- [Stored data]
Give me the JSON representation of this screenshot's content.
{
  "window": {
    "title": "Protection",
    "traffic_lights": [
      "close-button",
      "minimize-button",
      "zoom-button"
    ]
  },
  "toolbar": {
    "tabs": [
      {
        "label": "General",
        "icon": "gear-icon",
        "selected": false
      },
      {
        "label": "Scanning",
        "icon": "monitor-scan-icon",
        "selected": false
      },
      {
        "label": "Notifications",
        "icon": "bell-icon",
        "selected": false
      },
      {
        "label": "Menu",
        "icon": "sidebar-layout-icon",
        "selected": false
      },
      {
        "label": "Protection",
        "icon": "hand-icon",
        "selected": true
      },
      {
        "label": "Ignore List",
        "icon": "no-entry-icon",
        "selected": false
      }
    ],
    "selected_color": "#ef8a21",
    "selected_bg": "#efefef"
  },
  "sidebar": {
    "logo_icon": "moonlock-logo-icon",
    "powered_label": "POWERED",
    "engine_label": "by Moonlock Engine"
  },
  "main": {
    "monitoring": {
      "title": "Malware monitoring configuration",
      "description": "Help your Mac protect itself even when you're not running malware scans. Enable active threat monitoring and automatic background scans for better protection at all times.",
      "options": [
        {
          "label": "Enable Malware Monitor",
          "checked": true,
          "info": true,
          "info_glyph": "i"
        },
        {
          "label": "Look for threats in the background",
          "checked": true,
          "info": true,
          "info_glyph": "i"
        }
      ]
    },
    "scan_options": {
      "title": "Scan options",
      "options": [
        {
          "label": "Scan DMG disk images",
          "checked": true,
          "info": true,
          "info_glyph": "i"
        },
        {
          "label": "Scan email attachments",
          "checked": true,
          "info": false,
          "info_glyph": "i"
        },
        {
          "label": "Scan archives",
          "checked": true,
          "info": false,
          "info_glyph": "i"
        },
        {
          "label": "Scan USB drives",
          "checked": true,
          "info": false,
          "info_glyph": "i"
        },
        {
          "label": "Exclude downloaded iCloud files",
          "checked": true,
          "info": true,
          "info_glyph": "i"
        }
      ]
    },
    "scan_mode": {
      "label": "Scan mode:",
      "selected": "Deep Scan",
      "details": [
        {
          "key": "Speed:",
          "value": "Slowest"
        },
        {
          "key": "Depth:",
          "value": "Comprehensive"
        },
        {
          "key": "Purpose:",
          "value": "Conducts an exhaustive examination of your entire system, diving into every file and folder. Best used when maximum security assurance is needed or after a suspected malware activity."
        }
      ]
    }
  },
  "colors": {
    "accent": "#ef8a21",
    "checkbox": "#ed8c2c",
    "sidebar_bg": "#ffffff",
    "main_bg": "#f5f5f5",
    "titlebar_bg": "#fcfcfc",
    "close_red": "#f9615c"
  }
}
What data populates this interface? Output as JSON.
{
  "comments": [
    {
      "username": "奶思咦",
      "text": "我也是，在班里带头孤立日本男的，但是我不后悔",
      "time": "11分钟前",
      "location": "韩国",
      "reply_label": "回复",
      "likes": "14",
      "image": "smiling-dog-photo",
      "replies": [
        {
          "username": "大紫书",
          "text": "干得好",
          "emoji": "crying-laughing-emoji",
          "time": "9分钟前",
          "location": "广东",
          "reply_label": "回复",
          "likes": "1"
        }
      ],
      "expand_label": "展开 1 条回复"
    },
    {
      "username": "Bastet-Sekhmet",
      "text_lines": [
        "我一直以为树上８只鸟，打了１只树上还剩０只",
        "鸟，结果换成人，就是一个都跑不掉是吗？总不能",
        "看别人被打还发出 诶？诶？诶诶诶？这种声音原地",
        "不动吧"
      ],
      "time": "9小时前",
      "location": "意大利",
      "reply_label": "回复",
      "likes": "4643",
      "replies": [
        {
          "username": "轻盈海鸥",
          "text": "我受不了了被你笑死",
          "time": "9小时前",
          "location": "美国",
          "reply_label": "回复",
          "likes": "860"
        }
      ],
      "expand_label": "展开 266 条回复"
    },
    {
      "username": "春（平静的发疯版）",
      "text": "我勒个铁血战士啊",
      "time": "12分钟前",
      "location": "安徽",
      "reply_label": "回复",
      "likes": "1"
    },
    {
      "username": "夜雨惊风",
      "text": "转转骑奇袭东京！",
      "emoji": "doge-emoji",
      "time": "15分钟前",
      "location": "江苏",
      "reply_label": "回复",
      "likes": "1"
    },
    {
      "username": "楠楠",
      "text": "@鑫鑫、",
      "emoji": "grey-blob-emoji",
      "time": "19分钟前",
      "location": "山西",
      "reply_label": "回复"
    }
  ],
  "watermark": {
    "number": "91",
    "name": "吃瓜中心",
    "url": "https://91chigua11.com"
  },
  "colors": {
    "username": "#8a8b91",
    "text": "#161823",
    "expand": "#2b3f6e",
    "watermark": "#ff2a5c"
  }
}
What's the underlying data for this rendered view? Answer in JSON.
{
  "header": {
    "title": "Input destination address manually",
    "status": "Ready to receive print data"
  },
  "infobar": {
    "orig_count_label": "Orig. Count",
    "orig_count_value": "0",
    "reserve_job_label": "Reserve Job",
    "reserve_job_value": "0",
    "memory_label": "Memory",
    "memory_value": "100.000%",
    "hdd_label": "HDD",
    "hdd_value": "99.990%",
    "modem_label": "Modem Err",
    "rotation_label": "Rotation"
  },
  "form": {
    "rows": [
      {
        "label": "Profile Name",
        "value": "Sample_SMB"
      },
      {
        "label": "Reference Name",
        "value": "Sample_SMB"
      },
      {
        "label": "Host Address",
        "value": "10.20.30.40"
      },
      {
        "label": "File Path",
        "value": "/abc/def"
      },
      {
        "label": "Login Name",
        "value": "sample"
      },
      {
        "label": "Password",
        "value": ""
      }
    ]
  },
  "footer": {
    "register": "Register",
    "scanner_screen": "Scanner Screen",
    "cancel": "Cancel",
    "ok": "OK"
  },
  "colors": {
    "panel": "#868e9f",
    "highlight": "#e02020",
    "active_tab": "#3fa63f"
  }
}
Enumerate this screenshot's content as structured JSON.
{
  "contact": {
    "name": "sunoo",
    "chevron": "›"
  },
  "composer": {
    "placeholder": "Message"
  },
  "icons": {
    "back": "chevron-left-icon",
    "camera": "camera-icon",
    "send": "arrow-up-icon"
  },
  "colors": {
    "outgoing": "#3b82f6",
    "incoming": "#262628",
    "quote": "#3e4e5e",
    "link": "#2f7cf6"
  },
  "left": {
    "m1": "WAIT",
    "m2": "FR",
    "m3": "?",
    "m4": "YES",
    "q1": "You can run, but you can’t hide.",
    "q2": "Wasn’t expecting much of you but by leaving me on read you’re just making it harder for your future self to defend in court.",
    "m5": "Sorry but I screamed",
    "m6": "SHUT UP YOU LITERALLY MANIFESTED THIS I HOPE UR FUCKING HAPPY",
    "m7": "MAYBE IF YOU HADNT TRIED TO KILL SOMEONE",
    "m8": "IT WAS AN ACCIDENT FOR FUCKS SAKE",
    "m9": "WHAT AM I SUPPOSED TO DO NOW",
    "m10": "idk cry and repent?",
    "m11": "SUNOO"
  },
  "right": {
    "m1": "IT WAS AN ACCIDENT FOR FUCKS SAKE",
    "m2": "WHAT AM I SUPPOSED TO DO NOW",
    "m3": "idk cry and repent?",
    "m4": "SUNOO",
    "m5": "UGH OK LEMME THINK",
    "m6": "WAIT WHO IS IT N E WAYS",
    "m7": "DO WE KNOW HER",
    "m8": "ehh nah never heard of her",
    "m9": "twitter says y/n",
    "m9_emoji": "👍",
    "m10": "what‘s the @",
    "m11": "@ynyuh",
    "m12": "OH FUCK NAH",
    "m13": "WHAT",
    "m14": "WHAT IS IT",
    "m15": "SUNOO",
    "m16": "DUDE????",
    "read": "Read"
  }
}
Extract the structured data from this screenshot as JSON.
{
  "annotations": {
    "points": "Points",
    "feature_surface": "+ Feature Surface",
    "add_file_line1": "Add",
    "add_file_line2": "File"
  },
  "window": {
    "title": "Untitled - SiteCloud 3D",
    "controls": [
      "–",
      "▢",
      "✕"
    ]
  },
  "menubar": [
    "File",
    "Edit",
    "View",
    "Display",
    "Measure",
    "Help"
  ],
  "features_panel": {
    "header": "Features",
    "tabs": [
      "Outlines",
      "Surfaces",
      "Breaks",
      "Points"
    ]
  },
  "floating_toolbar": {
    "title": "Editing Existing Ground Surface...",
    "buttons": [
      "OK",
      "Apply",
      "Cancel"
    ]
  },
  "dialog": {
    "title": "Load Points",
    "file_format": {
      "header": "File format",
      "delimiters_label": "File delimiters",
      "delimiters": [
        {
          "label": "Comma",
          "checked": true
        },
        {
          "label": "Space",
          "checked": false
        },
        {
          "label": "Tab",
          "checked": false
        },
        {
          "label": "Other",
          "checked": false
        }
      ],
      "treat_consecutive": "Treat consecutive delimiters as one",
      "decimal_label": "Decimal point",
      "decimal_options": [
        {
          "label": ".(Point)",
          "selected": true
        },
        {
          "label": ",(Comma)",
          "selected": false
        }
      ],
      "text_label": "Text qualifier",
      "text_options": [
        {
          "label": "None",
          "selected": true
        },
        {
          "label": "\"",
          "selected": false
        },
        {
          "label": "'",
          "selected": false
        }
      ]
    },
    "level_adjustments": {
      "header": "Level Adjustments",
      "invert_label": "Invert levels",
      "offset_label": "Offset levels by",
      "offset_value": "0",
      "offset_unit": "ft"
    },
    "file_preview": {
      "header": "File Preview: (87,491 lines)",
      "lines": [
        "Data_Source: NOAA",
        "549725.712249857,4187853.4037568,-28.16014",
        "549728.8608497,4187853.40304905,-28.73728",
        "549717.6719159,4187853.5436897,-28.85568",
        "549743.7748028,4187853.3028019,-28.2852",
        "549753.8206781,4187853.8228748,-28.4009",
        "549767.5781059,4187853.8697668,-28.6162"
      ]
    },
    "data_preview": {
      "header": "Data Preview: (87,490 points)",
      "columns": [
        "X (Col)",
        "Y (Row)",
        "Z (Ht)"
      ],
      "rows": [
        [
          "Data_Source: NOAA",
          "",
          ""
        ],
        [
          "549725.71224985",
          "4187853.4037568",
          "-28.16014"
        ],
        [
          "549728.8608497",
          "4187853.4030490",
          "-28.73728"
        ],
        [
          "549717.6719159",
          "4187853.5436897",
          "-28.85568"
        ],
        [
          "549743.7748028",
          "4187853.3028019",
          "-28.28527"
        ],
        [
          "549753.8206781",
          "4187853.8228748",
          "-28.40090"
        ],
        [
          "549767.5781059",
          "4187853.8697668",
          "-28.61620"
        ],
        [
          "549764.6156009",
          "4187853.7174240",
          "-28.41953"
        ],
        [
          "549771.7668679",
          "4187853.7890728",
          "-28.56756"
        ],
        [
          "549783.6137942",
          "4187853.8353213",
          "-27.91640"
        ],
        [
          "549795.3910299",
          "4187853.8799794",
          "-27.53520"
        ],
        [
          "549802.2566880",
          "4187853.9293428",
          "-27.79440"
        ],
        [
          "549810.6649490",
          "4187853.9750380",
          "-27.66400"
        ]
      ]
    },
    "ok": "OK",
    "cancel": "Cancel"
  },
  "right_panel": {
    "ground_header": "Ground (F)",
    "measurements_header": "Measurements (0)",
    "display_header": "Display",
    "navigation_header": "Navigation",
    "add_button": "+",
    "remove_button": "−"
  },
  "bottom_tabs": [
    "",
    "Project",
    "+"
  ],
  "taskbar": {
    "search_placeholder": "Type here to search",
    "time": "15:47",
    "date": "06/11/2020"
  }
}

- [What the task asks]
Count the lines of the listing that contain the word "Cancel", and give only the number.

- [Exercise answer]
3